**WHAT THIS TASK INVOLVES**
What lines below hold the string "Adobe"? Copy them all.

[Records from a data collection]
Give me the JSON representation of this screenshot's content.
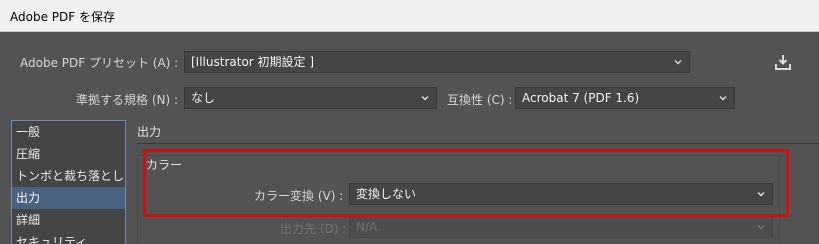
{
  "window": {
    "title": "Adobe PDF を保存"
  },
  "top": {
    "preset_label": "Adobe PDF プリセット (A) :",
    "preset_value": "[Illustrator 初期設定 ]",
    "standard_label": "準拠する規格 (N) :",
    "standard_value": "なし",
    "compat_label": "互換性 (C) :",
    "compat_value": "Acrobat 7 (PDF 1.6)",
    "save_preset_icon": "download-tray-icon"
  },
  "sidebar": {
    "items": [
      {
        "label": "一般",
        "selected": false
      },
      {
        "label": "圧縮",
        "selected": false
      },
      {
        "label": "トンボと裁ち落とし",
        "selected": false
      },
      {
        "label": "出力",
        "selected": true
      },
      {
        "label": "詳細",
        "selected": false
      },
      {
        "label": "セキュリティ",
        "selected": false
      }
    ]
  },
  "panel": {
    "title": "出力",
    "color_group": {
      "title": "カラー",
      "conversion_label": "カラー変換 (V) :",
      "conversion_value": "変換しない",
      "destination_label": "出力先 (D) :",
      "destination_value": "N/A"
    }
  },
  "colors": {
    "background": "#535353",
    "field": "#454545",
    "selection": "#4a6280",
    "highlight": "#d01010"
  }
}
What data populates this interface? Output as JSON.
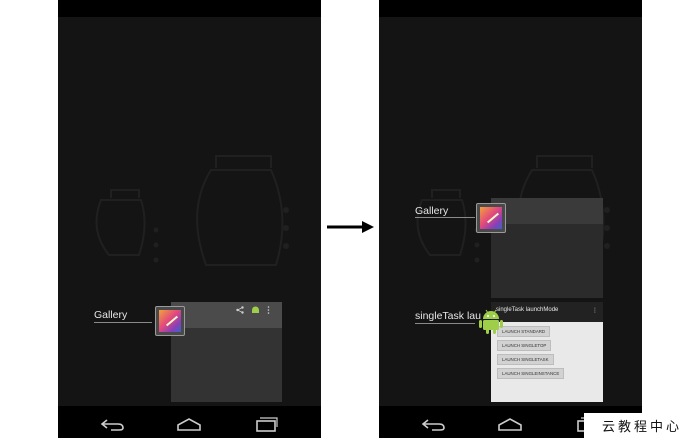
{
  "left_screen": {
    "recent_apps": [
      {
        "label": "Gallery"
      }
    ],
    "action_bar_icons": [
      "share-icon",
      "android-icon",
      "overflow-menu-icon"
    ]
  },
  "right_screen": {
    "recent_apps": [
      {
        "label": "Gallery"
      },
      {
        "label": "singleTask lau"
      }
    ],
    "task_thumbnail": {
      "title": "singleTask launchMode",
      "menu": "⋮",
      "buttons": [
        "LAUNCH STANDARD",
        "LAUNCH SINGLETOP",
        "LAUNCH SINGLETASK",
        "LAUNCH SINGLEINSTANCE"
      ]
    }
  },
  "navigation_icons": [
    "back-icon",
    "home-icon",
    "recent-apps-icon"
  ],
  "transition_arrow_icon": "right-arrow-icon",
  "watermark": "云教程中心",
  "colors": {
    "screen_background": "#141414",
    "bars": "#000000",
    "thumbnail": "#3b3b3b",
    "task_thumbnail": "#e9e9e9",
    "android_green": "#9fcf4a"
  }
}
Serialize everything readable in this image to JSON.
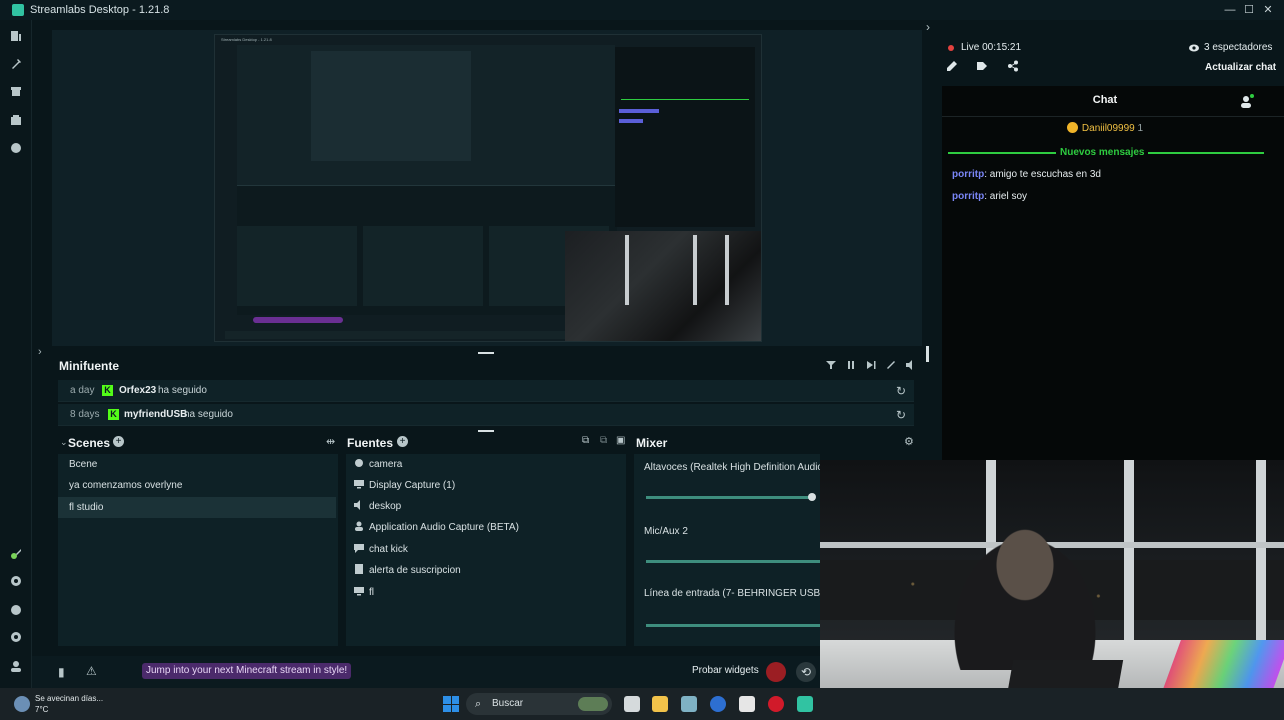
{
  "window": {
    "title": "Streamlabs Desktop - 1.21.8",
    "minimize": "—",
    "maximize": "☐",
    "close": "✕"
  },
  "sidebar": {
    "top_icons": [
      "editor-icon",
      "themes-icon",
      "store-icon",
      "layout-icon",
      "apps-icon"
    ],
    "bottom_icons": [
      "highlighter-icon",
      "studio-mode-icon",
      "help-icon",
      "settings-icon",
      "profile-icon"
    ]
  },
  "minifuente": {
    "title": "Minifuente",
    "events": [
      {
        "ago": "a day",
        "user": "Orfex23",
        "action": "ha seguido"
      },
      {
        "ago": "8 days",
        "user": "myfriendUSB",
        "action": "ha seguido"
      }
    ]
  },
  "scenes": {
    "title": "Scenes",
    "items": [
      {
        "label": "Bcene"
      },
      {
        "label": "ya comenzamos overlyne"
      },
      {
        "label": "fl studio",
        "active": true
      }
    ]
  },
  "sources": {
    "title": "Fuentes",
    "items": [
      {
        "label": "camera",
        "icon": "camera-icon"
      },
      {
        "label": "Display Capture (1)",
        "icon": "monitor-icon"
      },
      {
        "label": "deskop",
        "icon": "speaker-icon"
      },
      {
        "label": "Application Audio Capture (BETA)",
        "icon": "user-audio-icon"
      },
      {
        "label": "chat kick",
        "icon": "chat-icon"
      },
      {
        "label": "alerta de suscripcion",
        "icon": "alert-icon"
      },
      {
        "label": "fl",
        "icon": "monitor-icon"
      }
    ]
  },
  "mixer": {
    "title": "Mixer",
    "channels": [
      {
        "label": "Altavoces (Realtek High Definition Audio)",
        "level": 0.95
      },
      {
        "label": "Mic/Aux 2",
        "level": 1.0
      },
      {
        "label": "Línea de entrada (7- BEHRINGER USB WDI",
        "level": 1.0
      }
    ]
  },
  "bottombar": {
    "promo": "Jump into your next Minecraft stream in style!",
    "test_widgets": "Probar widgets"
  },
  "stream": {
    "live": "Live 00:15:21",
    "viewers": "3 espectadores",
    "refresh_chat": "Actualizar chat"
  },
  "chat": {
    "title": "Chat",
    "pinned_user": "Daniil09999",
    "pinned_count": "1",
    "new_messages": "Nuevos mensajes",
    "messages": [
      {
        "user": "porritp",
        "text": ": amigo te escuchas en 3d"
      },
      {
        "user": "porritp",
        "text": ": ariel soy"
      }
    ]
  },
  "taskbar": {
    "weather_line1": "Se avecinan días...",
    "weather_line2": "7°C",
    "search": "Buscar"
  },
  "colors": {
    "accent_green": "#2ecc40",
    "kick_green": "#53fc18",
    "live_red": "#e4423f",
    "chat_user": "#7a86f7",
    "background": "#09161a"
  }
}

**ANSWER**
    "title": "Adobe PDF を保存"
    "preset_label": "Adobe PDF プリセット (A) :",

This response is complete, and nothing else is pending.